In the latest milestone of this effort, Fujitsu has developed a practical analysis system for high precision orbit calculations to accurately track pieces of orbiting debris and forecast their movements to prevent collision with artificial satellites.

About the new system

JAXA’s SSA system consists of a radar, an optical telescope, and a Fujitsu-developed analysis system. The analysis system serves as the core of the SSA system, and allows JAXA’s system operators to create plans on effective space debris observation, the management of acquired observation data, and the analysis of orbit tracking calculations to support the detection of space debris approaching satellites and avoiding collisions. The features of the analysis technology are as follows.

1. Timely identification of collision risks through optimal observation plans and improvement of observation data processing capacity

To further improve the SSA system, JAXA’s new radar has been designed to also capture smaller objects and to observe about 10,000 objects per day (more than 10 times the number of conventional radars).

In addition, the analysis system’s processing capacity has been raised by more than 50 times to enable the timely processing of large amounts of observation data and support rapid risk assessment by immediately providing JAXA’s satellite operators with necessary information about the possibility of a predicted collision and necessary course changes to avoid any possible collisions with space debris.

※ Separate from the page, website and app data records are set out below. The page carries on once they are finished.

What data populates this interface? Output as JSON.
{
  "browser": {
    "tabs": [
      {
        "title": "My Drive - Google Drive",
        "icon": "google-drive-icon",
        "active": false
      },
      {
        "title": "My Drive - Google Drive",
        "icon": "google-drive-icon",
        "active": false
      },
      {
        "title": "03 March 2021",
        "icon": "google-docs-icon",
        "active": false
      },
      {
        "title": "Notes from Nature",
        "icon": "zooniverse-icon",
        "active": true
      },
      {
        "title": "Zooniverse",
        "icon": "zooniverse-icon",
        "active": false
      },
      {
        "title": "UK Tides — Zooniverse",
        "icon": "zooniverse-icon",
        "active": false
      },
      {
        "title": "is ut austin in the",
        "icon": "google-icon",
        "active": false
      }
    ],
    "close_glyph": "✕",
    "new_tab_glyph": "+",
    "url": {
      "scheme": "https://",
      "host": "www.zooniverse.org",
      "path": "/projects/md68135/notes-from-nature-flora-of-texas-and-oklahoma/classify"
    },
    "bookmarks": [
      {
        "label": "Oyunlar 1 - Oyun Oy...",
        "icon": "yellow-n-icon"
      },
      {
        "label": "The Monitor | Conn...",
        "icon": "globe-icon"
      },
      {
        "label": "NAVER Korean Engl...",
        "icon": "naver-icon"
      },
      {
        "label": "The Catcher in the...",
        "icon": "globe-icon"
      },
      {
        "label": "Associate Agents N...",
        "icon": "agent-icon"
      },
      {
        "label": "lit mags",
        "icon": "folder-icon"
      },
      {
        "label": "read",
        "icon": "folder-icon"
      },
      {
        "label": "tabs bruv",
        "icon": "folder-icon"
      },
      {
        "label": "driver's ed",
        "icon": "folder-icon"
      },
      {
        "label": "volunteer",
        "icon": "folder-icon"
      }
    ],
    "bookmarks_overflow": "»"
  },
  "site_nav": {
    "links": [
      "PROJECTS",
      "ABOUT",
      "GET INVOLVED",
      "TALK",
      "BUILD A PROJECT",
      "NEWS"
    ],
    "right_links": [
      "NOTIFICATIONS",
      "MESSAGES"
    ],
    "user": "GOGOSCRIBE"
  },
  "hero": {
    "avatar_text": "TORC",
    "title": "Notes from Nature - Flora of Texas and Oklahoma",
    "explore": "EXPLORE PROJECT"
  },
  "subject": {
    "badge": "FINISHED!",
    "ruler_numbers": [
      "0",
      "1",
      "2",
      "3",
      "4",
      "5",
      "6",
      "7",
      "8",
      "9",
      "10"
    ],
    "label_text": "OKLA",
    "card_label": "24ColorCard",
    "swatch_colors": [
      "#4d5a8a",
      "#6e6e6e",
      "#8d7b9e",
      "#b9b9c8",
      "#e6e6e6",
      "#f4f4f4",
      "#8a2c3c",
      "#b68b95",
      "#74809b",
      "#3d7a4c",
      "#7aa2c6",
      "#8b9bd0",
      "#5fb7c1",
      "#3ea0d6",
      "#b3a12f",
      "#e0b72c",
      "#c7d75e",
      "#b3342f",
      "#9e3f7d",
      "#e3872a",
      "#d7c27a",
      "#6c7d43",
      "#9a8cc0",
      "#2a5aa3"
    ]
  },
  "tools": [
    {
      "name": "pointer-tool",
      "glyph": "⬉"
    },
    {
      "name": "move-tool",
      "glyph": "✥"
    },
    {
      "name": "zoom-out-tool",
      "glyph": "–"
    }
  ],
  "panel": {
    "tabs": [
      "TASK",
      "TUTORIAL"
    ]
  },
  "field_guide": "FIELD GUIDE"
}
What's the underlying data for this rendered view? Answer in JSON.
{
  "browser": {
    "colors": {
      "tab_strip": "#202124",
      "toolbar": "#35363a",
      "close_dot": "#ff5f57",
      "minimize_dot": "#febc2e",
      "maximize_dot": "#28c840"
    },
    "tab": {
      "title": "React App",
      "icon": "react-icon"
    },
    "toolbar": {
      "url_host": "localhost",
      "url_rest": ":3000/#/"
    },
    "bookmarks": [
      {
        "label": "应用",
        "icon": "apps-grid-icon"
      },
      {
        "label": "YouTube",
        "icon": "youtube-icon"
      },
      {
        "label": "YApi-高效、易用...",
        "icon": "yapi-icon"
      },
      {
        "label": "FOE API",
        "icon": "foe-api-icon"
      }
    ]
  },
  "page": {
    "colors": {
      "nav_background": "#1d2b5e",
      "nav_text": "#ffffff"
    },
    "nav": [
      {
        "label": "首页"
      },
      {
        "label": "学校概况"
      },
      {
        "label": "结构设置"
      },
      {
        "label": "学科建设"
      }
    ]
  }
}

2. Automation of routine tasks and reduction of operational load on system operators

As a measure to reduce the operational load on system operators related to the increased number of observation objects and processes, Fujitsu has developed a new function to automatize routine work such as the creation of observation plans and the processing of observation data, which had been mainly performed manually by analysis operators.

Through the reduction in operational load and the improvement of the efficiency of the analysis system, operators can focus on confirming processing results and responding to emergencies.

3. Interconnection with the SSA system of the Japanese government

The new analysis system can be connected to JAXA’s SSA system as well as to the SSA system operated and managed by the Japanese government in order to share observation data. In this way, the new tool enables operators to reply to observation requests from the Japanese government and conduct efficient observations.

Future plans

Looking forward, Fujitsu will continue to improve the accuracy of its analysis system and contribute to JAXA’s efforts to “make space visible”.

Fujitsu further aims to develop new technologies for aerospace agencies including JAXA to support various applications of satellite data as well as future space exploration and space travel projects and ultimately contribute to the safe and sustainable development of space.

Leave a Reply

Your email address will not be published